The federal moratorium on evictions is set to expire January 31st, putting millions of American households at risk. Evictions also pose enormous challenges for landlords and property management companies, or PMCs.
As of January 2021, it’s estimated U.S. tenants could owe as much as $70 billion in back-rent, according to Moody’s Analytics, and potentially thousands of renters who paid by credit card may turn to chargebacks out of desperation to recoup funds. Additionally, financially distressed residents may be more likely to make late payments or only make partial payments potentially exacerbating an already insecure cashflow. Here are a few approaches to better manage financial risk for PMCs:
Automating Risk Management
Activating options such as automated payment logic may help secure cash flow in these uncertain times. Applying settings such as the ability to automatically accept or reject partial payments, or to require certified funds for late payments are just a few examples of how this can work to help mitigate financial risk.

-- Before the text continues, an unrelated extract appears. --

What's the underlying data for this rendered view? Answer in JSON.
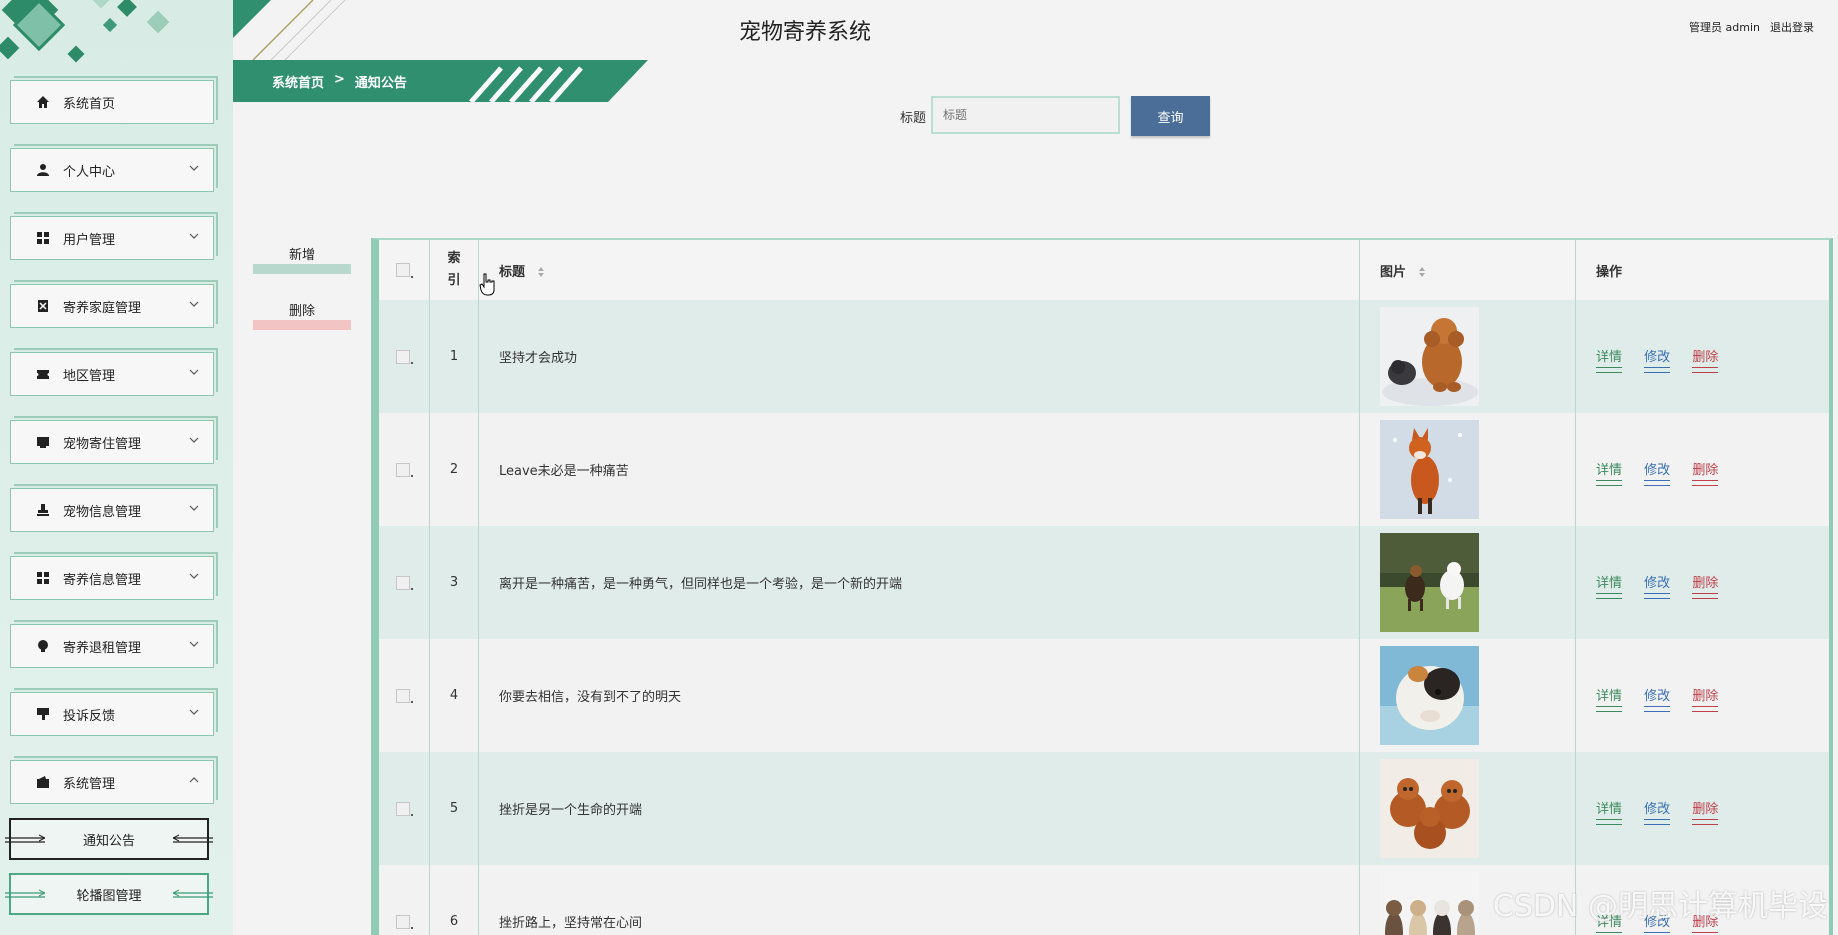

Protection from Chargebacks
Nearly thirty percent of residents paid with a credit card during the pandemic — a dramatic increase since 2019. Twelve percent of those renters didn’t have other funds or payment methods available. In addition to financial difficulties, waived credit card fees and elimination of in-person cash and check deposits contributed to the rise in card payments. Accepting credit cards isn’t inherently bad for property operators — and can help renters who may be otherwise unable to stay afloat — but it does open property managers to increased risk if they are not prepared.
U.S. merchants were predicted to suffer over $33 billion in credit card fraud losses in 2020, but that number has likely been surpassed. For PMCs, fraud comes in the form of chargebacks on application fees (most common) or potentially rent — when current or former residents dispute rent charges with their banks.
Increased credit card usage, coupled with a surge of evictions, may result in more chargebacks for property management companies in 2021. Though they’re rare, just a few chargebacks can lead to significant revenue loss, as well as a lengthy appeals process for billing departments and property managers. Renters have 120 days to chargeback a payment on a credit card. This translates to roughly 4 months worth of rent. When this chargeback is made the funds are immediately withdrawn from the property’s operating account and not restored unless that PMC provides adequate proof that the charge was legitimate.
Rent payment platforms like Domuso can help mitigate chargeback risks through the chargeback protection provided on payments made with digital certified funds. This means that a resident can make a rent payment with their regular credit card -- but if set up with Domuso, credit card payments are always received as certified funds. This proprietary payment option that can also be used with e-check or ACH payments, provides the same security as cash-equivalent payments like cashier’s checks or money orders, while minimizing in-person contact and helping PMCs process payments more efficiently.
When digital certified funds are used the property is given full 100% chargeback protection and does not need to manage an appeal or have to risk funds being removed from their accounts even if a chargeback is made. Properties are able to circumvent the entire administrative process without spending valuable time and money on disputes.
Talk to us today about how Domuso can help you manage financial risk and eliminate chargebacks in 2021.